| EXERCISE GOAL |
Scan the material below for the string "false", and copy every line where it shows up.
========
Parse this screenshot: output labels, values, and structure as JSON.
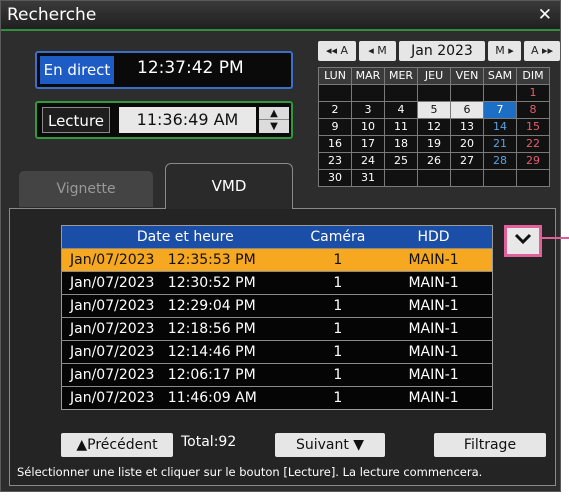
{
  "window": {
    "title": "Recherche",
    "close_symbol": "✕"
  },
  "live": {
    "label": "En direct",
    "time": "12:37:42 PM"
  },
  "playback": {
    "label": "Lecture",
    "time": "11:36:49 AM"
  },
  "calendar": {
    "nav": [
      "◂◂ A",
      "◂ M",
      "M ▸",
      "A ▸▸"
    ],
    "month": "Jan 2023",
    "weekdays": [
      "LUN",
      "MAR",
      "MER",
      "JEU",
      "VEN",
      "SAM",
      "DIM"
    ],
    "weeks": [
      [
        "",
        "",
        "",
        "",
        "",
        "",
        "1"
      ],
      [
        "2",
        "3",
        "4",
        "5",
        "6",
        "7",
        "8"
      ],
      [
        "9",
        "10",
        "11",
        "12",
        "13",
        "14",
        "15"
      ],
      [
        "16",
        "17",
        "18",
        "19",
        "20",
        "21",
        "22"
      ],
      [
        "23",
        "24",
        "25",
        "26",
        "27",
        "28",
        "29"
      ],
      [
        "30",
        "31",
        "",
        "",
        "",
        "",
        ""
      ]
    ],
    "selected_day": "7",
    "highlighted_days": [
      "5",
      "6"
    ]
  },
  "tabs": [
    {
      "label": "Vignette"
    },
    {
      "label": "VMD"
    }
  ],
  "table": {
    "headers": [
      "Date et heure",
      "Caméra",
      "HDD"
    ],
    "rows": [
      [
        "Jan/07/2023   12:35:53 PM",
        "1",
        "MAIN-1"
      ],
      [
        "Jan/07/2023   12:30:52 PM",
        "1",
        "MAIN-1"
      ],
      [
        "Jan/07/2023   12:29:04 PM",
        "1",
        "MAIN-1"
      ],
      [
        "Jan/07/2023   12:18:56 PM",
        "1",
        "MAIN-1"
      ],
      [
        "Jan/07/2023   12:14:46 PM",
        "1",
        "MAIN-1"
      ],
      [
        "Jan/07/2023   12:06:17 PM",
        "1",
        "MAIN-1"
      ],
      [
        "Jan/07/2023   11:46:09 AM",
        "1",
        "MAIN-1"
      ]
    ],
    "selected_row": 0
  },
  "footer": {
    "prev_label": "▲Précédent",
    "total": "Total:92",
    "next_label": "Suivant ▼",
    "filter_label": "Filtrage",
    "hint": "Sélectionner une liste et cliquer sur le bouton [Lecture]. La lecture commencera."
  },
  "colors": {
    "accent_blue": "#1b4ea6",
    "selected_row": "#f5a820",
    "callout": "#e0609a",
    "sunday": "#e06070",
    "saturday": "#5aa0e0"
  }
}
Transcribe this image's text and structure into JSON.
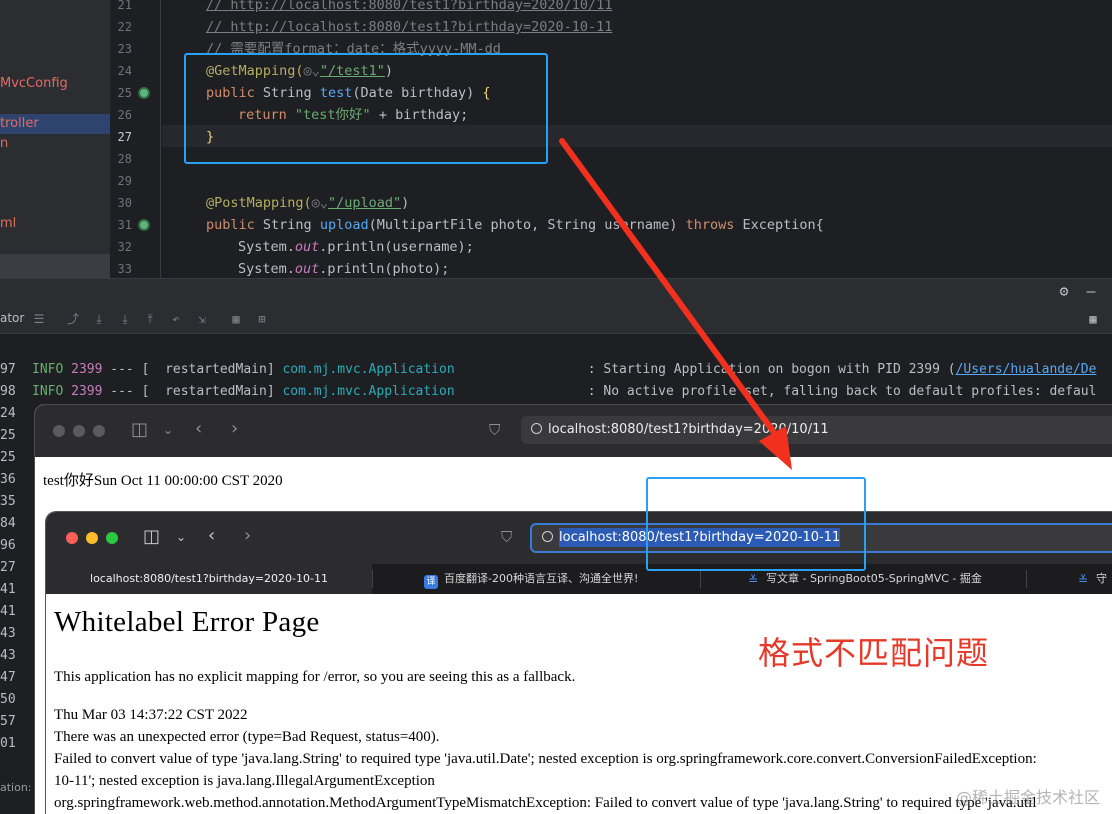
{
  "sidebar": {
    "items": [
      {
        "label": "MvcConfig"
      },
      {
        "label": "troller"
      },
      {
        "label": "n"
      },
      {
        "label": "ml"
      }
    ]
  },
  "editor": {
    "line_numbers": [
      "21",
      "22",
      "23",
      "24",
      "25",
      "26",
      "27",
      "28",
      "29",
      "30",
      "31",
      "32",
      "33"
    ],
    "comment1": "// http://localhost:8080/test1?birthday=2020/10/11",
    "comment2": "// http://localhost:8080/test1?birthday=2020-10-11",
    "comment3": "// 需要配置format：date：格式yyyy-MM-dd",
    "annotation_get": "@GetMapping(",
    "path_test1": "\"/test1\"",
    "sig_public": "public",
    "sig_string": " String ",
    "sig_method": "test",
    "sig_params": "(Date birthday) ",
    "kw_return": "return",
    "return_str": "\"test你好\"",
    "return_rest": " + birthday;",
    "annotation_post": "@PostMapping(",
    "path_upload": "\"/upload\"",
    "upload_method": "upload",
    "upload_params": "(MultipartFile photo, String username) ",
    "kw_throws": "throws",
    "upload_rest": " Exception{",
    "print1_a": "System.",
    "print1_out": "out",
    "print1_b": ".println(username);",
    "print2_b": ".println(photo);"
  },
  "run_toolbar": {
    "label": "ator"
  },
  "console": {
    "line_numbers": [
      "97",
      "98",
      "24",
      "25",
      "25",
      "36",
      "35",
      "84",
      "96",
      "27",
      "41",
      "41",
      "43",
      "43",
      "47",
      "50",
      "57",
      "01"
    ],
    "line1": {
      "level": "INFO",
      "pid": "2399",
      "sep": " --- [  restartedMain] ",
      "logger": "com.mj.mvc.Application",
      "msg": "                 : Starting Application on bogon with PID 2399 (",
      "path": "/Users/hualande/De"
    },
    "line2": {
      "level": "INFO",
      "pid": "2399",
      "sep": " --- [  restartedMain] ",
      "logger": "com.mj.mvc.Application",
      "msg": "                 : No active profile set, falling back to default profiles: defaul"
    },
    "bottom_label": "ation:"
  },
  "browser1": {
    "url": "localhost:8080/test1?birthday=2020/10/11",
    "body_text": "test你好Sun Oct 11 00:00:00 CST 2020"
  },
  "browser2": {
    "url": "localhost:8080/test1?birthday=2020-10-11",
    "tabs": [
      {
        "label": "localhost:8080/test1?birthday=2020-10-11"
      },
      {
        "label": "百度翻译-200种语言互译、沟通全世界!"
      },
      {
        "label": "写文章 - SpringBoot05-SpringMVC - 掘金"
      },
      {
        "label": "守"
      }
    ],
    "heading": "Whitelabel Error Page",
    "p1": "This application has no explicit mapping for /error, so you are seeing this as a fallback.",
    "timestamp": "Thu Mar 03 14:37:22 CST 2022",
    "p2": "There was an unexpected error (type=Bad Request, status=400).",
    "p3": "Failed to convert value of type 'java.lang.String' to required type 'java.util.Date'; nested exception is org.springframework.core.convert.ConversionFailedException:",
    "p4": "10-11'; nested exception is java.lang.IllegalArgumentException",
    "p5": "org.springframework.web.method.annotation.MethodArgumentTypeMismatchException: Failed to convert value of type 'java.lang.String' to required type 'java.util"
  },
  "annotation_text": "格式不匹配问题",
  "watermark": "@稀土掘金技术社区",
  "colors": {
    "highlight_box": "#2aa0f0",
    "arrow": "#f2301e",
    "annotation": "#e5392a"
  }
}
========
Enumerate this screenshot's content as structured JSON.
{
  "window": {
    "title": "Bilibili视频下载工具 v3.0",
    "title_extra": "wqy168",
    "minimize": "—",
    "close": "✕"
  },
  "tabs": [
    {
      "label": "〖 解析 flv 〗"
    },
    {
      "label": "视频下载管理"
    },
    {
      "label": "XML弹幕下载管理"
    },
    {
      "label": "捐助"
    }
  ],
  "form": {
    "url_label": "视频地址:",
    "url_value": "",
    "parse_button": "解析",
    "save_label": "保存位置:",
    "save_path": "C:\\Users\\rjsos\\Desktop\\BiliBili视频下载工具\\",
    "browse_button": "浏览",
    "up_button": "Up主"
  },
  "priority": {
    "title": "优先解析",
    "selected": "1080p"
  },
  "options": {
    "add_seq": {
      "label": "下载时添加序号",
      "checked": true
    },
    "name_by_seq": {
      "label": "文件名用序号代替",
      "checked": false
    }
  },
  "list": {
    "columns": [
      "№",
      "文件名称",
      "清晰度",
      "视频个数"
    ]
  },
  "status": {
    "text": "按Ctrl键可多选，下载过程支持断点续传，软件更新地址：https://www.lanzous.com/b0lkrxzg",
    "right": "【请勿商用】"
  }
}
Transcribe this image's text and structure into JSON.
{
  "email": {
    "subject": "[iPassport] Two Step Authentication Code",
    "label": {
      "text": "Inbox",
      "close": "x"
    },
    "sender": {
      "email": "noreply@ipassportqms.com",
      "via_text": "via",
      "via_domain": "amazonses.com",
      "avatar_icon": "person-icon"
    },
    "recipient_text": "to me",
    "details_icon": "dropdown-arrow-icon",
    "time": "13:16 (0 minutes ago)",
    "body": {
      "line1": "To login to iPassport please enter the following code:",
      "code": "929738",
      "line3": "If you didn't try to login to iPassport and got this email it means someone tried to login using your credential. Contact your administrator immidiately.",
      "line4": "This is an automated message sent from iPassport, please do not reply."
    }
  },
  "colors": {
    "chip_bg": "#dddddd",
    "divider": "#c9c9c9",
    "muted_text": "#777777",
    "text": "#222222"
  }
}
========
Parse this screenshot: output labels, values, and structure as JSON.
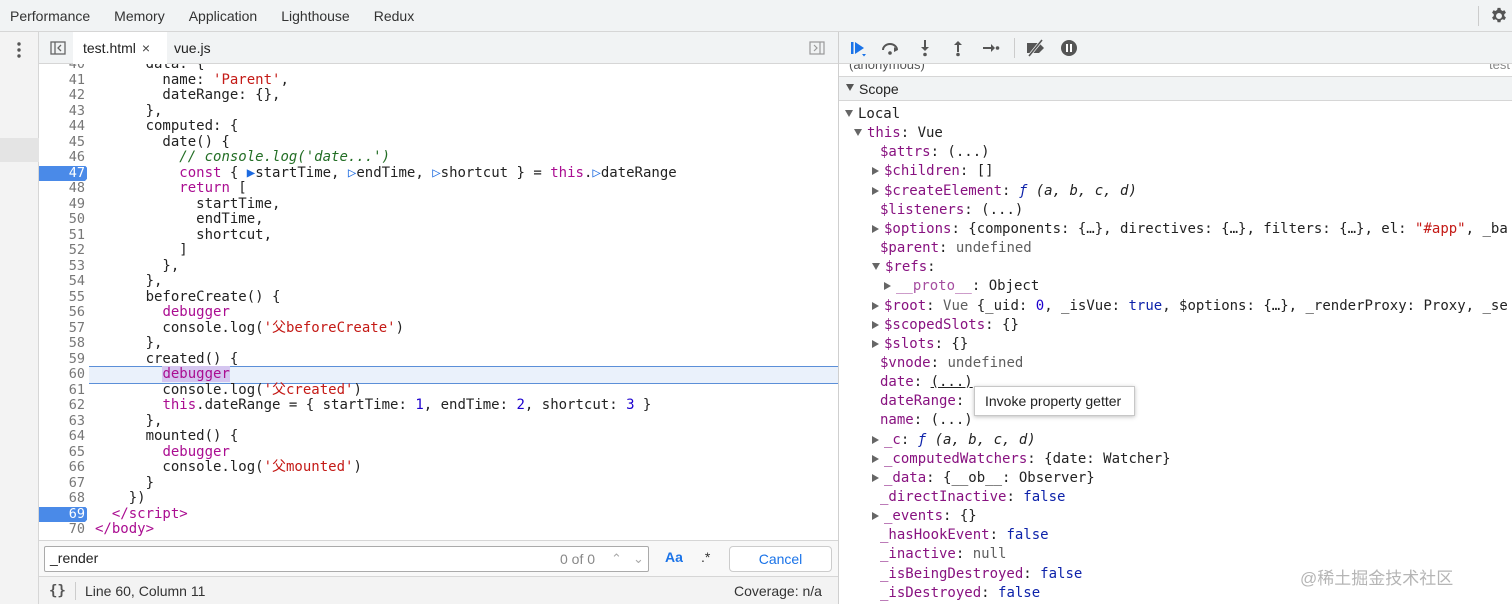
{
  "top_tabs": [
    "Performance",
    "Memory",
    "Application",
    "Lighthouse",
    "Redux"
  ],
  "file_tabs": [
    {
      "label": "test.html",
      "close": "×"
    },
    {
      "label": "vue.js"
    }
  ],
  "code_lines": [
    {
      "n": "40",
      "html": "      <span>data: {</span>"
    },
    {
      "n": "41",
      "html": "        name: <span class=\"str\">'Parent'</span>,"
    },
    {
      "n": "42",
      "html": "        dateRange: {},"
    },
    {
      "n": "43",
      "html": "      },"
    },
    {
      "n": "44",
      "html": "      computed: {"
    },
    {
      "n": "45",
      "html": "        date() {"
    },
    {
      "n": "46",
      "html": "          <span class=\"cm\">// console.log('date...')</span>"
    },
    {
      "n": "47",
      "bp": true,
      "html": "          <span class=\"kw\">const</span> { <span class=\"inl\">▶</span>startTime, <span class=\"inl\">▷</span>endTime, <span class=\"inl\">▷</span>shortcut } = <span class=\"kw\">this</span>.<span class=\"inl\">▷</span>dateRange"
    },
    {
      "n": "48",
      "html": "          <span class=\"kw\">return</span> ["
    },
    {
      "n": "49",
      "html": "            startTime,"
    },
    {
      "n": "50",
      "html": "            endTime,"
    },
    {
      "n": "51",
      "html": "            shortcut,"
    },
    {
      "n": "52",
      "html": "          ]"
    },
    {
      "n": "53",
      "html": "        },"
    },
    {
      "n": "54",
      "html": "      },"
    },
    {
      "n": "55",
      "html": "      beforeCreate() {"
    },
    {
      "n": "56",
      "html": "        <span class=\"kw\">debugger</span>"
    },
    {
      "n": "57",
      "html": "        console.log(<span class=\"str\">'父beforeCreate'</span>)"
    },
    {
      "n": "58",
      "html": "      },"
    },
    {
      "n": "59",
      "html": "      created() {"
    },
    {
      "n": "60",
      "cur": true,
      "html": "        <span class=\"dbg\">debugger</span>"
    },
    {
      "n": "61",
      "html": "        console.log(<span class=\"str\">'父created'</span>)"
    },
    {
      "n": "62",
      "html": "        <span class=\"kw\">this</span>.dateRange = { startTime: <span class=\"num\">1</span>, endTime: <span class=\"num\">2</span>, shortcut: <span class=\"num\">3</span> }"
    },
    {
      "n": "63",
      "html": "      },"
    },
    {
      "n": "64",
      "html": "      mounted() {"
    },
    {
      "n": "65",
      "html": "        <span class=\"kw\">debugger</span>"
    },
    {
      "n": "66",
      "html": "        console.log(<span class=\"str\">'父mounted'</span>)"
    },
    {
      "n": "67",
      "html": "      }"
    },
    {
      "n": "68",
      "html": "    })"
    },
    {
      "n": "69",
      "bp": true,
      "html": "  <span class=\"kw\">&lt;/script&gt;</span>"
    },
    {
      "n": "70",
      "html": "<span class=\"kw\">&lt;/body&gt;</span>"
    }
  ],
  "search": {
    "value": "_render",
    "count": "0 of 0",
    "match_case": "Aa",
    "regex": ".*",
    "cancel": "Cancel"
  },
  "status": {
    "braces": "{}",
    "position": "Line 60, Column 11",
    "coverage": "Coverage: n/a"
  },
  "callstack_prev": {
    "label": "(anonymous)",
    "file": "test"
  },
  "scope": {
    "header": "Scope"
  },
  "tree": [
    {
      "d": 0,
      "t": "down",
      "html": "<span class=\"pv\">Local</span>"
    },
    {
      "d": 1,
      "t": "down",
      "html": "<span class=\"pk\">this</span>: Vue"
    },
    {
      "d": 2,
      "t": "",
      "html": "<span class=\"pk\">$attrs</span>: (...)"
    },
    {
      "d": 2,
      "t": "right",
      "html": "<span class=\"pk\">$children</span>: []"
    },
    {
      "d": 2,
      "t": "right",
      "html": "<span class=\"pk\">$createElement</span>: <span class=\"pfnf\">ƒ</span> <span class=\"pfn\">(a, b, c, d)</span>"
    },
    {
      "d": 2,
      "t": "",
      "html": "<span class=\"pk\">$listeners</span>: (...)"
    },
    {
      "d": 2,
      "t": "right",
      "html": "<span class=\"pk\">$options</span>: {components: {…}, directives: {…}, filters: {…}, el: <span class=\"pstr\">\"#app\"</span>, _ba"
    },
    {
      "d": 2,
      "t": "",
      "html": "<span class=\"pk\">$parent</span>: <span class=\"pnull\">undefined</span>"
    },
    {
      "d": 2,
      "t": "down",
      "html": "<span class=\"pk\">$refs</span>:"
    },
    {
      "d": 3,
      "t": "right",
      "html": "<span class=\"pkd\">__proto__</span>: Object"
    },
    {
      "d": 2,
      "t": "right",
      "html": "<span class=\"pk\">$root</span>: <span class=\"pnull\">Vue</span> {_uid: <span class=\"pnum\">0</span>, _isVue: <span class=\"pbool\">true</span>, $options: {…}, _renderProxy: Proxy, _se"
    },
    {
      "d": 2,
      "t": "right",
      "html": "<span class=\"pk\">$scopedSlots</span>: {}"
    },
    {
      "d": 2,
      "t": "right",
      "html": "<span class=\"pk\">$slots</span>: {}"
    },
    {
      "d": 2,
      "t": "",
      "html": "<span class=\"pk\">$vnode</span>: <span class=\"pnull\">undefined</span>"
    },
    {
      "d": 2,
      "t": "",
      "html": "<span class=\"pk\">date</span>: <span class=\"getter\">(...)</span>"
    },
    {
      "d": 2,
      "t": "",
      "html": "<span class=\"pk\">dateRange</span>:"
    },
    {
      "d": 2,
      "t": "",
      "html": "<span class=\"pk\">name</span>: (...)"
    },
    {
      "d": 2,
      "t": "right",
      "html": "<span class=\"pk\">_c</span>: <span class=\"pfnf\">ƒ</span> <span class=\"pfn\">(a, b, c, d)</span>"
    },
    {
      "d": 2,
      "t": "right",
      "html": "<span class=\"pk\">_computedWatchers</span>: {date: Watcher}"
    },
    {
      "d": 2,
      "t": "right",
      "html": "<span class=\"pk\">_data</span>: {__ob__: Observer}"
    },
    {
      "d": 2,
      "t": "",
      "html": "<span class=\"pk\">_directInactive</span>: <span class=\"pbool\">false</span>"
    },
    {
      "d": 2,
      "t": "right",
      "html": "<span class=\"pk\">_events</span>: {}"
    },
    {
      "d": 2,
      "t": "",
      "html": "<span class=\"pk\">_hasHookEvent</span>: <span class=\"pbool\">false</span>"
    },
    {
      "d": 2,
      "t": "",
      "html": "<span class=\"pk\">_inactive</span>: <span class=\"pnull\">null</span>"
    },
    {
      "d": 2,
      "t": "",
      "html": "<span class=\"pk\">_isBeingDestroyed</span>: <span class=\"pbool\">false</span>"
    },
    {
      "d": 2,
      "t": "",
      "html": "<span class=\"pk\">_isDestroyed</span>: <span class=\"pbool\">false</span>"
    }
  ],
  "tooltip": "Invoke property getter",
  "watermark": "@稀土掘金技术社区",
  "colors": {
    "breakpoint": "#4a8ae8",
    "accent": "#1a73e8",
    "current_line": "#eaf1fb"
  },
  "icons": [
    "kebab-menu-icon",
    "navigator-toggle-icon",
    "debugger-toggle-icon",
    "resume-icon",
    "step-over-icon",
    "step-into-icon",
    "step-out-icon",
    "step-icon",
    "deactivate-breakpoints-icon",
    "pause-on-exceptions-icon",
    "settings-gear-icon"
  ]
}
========
| ANSWER FOR THIS EXERCISE |
      "checked": false
      "html": "<span class=\"pk\">_directInactive</span>: <span class=\"pbool\">false</span>"
      "html": "<span class=\"pk\">_hasHookEvent</span>: <span class=\"pbool\">false</span>"
      "html": "<span class=\"pk\">_isBeingDestroyed</span>: <span class=\"pbool\">false</span>"
      "html": "<span class=\"pk\">_isDestroyed</span>: <span class=\"pbool\">false</span>"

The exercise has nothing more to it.